▶ _TASK REQUIREMENTS_
The lines to find are those in the entries that hold the word "March"; copy every one of them.

▶ _INPUT DATA_
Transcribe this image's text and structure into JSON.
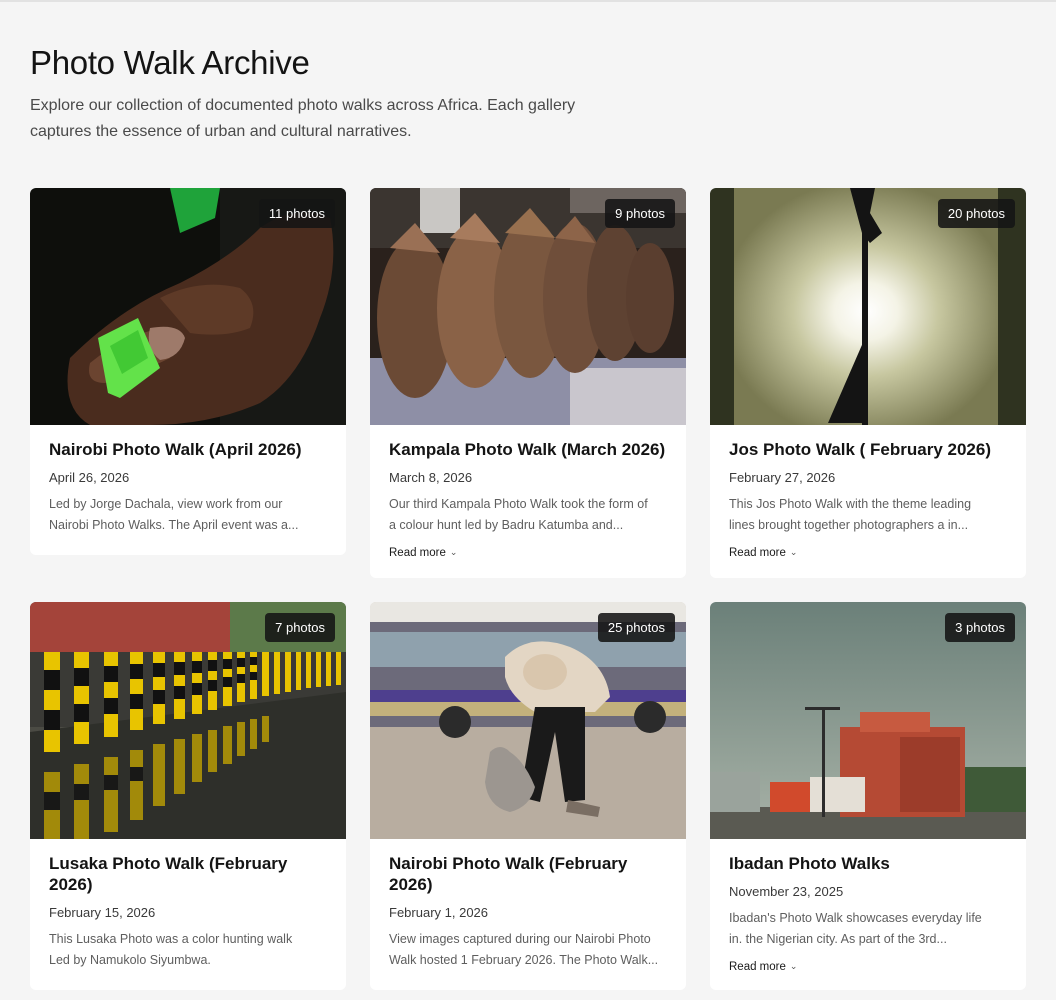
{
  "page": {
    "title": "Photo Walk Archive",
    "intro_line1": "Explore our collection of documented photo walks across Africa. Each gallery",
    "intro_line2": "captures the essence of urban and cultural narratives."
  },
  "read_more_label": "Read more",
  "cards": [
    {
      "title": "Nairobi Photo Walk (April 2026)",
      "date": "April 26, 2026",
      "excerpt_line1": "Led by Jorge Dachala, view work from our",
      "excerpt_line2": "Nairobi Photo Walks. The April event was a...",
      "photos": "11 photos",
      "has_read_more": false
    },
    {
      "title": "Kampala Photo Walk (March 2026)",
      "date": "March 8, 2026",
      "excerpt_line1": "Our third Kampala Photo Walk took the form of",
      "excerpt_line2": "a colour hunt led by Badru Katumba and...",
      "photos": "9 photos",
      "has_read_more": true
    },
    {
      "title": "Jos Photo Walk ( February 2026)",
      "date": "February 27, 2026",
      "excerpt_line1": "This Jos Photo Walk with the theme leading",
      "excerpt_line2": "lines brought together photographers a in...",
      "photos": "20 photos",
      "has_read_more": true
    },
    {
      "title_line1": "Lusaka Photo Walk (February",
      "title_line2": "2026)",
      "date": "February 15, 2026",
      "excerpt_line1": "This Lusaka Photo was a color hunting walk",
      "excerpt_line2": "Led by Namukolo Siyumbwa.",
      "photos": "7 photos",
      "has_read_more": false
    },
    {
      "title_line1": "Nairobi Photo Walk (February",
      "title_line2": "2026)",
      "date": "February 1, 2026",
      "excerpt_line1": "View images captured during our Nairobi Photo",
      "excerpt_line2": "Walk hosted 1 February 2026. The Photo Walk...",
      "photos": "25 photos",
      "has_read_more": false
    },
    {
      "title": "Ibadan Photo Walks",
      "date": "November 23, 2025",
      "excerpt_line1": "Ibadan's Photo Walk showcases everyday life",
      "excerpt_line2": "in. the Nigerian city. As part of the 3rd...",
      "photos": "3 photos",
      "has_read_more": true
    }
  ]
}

▶ _EXPECTED OUTPUT_
      "title": "Kampala Photo Walk (March 2026)",
      "date": "March 8, 2026",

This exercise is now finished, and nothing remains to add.